[Data extract Boundary: Start]

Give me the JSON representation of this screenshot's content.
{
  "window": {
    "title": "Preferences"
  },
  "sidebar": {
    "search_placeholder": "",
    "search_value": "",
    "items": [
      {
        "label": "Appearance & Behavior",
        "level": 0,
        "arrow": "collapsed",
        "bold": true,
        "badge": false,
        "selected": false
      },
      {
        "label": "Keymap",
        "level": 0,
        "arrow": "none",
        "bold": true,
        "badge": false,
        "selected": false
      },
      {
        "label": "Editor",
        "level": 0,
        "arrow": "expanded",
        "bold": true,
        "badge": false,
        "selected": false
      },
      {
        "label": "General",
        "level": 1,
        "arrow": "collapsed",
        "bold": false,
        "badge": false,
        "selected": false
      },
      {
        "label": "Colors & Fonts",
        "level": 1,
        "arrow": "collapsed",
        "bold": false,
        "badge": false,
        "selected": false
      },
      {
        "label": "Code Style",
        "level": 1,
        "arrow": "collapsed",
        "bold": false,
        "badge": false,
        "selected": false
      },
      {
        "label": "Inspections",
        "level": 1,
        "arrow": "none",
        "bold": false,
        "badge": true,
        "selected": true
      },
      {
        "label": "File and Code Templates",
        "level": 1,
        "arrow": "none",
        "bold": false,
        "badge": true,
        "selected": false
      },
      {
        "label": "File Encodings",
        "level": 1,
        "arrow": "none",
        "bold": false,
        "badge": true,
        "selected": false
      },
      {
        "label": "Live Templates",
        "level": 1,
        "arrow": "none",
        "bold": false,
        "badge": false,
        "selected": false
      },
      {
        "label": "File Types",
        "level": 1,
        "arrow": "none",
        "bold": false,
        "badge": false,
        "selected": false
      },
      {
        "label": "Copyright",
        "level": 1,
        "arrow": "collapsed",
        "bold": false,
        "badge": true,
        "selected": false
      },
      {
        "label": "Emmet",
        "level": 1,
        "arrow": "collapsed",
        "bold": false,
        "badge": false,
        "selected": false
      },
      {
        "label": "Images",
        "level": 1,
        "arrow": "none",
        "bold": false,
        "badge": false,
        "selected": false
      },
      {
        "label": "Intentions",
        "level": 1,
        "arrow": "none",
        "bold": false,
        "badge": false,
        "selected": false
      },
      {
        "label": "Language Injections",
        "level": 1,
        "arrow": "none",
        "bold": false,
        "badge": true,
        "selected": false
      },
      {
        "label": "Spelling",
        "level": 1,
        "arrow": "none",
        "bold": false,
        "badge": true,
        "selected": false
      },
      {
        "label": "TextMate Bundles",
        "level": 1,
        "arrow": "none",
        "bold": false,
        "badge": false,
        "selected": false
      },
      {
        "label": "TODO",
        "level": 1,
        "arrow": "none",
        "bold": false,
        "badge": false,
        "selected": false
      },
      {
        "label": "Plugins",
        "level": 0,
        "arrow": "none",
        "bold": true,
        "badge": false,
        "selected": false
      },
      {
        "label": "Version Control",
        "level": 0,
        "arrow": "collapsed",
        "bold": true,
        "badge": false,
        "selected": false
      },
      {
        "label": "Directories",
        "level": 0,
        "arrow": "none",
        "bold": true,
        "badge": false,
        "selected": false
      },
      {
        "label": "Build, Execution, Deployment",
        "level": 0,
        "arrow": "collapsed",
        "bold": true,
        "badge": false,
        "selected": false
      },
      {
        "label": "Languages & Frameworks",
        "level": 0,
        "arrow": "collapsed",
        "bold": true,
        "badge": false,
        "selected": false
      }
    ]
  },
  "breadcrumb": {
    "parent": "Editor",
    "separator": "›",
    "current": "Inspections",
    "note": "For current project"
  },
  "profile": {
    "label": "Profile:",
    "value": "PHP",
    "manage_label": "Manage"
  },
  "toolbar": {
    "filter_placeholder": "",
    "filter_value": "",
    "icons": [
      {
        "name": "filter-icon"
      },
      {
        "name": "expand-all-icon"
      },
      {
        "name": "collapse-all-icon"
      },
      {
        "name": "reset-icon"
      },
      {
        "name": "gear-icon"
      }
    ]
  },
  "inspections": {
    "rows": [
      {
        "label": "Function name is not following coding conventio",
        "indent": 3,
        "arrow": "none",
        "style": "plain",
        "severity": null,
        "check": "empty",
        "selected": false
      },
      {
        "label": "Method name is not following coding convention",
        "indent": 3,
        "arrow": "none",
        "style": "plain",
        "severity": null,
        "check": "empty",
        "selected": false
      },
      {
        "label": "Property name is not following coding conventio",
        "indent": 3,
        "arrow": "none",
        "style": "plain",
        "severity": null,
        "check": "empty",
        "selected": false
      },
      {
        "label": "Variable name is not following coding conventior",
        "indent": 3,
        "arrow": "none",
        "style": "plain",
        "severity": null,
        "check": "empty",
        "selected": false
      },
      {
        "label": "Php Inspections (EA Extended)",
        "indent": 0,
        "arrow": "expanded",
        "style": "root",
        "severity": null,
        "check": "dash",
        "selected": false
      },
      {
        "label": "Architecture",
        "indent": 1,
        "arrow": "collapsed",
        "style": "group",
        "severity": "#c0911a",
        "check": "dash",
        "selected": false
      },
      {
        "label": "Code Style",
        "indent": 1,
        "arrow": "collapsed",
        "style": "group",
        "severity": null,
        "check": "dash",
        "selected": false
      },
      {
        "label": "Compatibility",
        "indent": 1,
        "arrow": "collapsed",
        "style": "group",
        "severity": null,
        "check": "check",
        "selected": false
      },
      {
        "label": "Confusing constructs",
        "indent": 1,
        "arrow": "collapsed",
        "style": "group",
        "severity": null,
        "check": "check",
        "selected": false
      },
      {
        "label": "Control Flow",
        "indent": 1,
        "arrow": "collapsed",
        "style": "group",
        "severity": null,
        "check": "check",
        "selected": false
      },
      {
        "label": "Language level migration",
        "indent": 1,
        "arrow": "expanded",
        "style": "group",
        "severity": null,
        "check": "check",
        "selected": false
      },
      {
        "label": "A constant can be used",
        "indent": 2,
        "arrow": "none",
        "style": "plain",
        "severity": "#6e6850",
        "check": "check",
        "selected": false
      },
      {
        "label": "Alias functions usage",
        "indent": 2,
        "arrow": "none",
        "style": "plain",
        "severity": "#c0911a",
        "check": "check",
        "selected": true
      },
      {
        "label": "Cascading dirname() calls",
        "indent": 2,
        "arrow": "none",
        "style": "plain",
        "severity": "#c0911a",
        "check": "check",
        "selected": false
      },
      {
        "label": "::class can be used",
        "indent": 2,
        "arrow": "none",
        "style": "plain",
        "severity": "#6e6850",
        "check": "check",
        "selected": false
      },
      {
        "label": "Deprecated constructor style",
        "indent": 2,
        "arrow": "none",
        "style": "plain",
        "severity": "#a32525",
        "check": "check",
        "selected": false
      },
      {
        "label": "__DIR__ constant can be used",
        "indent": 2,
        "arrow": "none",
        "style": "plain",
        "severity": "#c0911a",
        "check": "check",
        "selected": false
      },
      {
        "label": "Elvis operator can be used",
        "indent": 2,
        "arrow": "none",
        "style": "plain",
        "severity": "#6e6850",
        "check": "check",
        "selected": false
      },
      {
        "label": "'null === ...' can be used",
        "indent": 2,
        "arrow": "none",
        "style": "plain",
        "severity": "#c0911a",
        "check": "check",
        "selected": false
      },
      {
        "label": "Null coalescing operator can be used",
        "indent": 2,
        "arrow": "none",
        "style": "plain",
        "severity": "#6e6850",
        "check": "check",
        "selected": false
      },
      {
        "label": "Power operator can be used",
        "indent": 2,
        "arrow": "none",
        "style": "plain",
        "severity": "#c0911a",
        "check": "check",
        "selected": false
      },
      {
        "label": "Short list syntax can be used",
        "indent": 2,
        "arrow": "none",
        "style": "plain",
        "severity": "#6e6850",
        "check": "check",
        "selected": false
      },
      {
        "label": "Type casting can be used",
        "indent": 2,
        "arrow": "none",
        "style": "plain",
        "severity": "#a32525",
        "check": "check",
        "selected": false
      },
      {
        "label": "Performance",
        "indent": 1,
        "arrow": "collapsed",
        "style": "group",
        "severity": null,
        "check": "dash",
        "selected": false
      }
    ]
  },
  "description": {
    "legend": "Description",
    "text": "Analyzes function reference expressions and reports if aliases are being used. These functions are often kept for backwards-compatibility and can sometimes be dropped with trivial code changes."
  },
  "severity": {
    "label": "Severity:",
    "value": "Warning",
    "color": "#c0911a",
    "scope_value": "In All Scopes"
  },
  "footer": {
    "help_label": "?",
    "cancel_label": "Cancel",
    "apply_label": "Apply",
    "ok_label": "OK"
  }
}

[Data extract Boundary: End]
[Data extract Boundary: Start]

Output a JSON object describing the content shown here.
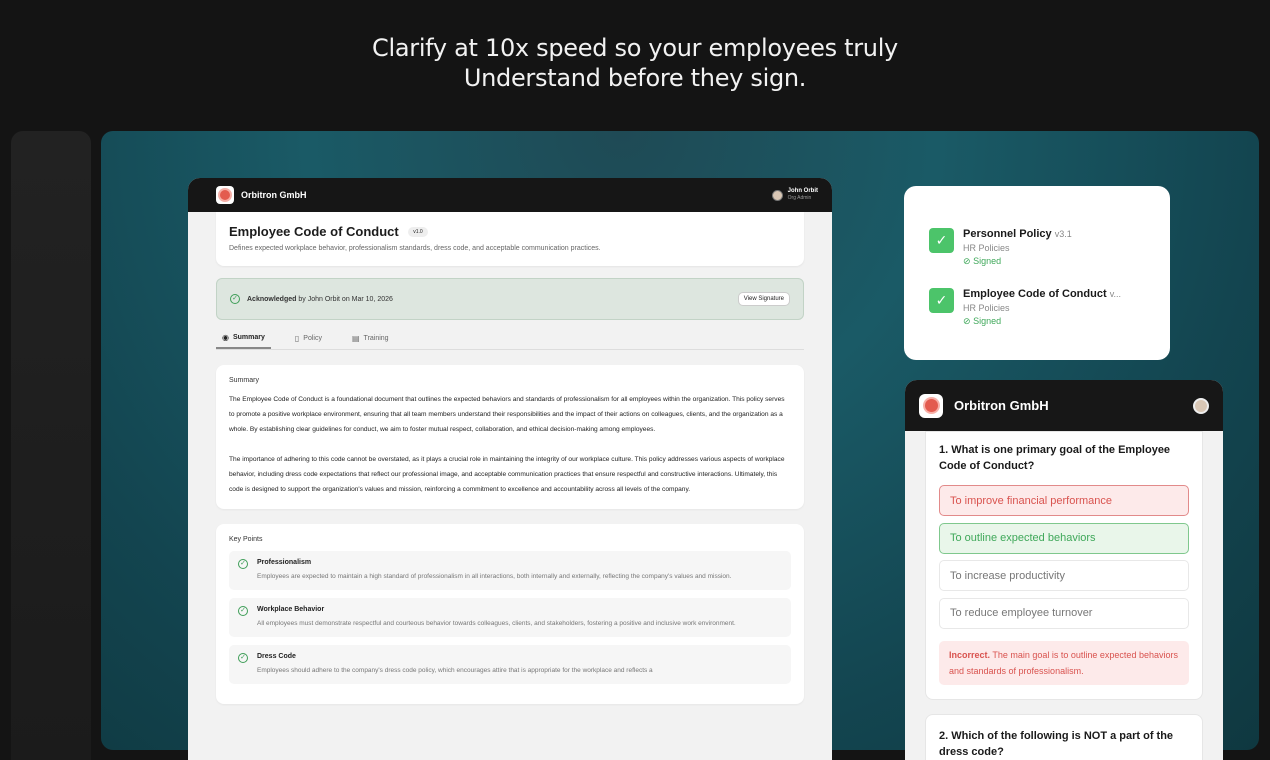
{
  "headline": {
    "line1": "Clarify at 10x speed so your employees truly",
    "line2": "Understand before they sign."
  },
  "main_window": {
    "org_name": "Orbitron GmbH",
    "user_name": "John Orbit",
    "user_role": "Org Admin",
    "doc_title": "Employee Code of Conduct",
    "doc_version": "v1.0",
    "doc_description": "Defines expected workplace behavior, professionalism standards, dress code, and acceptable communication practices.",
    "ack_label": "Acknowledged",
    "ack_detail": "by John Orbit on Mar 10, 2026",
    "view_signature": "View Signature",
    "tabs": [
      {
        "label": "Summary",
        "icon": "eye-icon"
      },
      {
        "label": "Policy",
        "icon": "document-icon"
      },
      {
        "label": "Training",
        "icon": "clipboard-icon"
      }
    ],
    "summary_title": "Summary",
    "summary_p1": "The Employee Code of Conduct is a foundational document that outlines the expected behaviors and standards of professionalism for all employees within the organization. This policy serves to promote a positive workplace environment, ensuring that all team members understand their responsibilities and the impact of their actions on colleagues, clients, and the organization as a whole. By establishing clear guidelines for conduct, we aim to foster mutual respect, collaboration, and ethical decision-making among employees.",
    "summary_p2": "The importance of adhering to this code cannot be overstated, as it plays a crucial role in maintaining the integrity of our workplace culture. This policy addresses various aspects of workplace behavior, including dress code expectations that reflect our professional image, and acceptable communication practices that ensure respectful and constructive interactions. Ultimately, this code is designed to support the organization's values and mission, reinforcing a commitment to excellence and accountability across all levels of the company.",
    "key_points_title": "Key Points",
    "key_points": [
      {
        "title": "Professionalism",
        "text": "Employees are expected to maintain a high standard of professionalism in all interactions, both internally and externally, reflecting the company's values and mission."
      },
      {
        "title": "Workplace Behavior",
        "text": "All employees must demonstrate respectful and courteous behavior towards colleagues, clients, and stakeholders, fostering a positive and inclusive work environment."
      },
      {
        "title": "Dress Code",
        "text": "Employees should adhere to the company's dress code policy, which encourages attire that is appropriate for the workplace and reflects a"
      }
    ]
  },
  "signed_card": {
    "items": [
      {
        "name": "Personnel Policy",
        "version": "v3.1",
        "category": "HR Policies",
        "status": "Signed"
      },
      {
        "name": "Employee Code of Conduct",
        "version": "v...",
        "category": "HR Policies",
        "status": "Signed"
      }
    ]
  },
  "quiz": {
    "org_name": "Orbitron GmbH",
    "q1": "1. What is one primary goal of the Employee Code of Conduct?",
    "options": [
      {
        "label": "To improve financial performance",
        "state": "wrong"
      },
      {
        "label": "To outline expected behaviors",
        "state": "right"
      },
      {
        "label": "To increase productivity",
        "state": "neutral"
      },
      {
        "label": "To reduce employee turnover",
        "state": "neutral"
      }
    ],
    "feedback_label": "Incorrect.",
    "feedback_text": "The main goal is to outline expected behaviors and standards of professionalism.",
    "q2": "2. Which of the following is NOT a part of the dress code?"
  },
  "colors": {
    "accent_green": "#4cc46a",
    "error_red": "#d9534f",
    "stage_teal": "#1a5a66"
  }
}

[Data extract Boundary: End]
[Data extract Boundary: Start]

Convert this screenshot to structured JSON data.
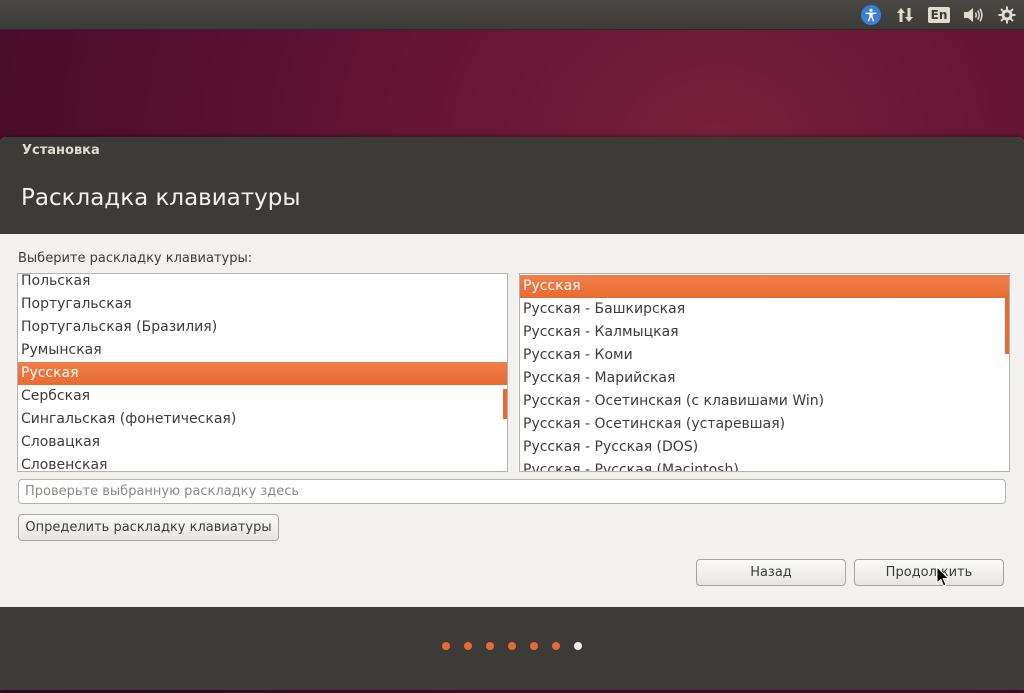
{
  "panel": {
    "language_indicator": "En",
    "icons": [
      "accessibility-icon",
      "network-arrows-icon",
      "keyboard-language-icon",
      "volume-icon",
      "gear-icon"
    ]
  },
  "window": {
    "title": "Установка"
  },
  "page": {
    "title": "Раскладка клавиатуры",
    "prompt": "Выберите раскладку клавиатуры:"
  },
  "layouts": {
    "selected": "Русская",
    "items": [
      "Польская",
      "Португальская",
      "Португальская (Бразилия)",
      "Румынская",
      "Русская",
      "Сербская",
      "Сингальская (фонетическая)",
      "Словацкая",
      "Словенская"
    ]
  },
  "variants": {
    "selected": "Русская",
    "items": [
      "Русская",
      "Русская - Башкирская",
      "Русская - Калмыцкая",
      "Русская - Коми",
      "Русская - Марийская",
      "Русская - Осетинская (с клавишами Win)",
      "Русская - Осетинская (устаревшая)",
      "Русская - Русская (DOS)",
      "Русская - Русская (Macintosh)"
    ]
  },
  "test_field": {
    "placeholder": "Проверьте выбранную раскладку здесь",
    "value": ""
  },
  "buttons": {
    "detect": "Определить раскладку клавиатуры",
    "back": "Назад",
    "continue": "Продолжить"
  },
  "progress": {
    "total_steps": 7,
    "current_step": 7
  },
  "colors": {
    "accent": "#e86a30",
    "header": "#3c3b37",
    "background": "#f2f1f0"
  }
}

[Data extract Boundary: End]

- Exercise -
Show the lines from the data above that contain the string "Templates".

- Response -
        "label": "File and Code Templates",
        "label": "Live Templates",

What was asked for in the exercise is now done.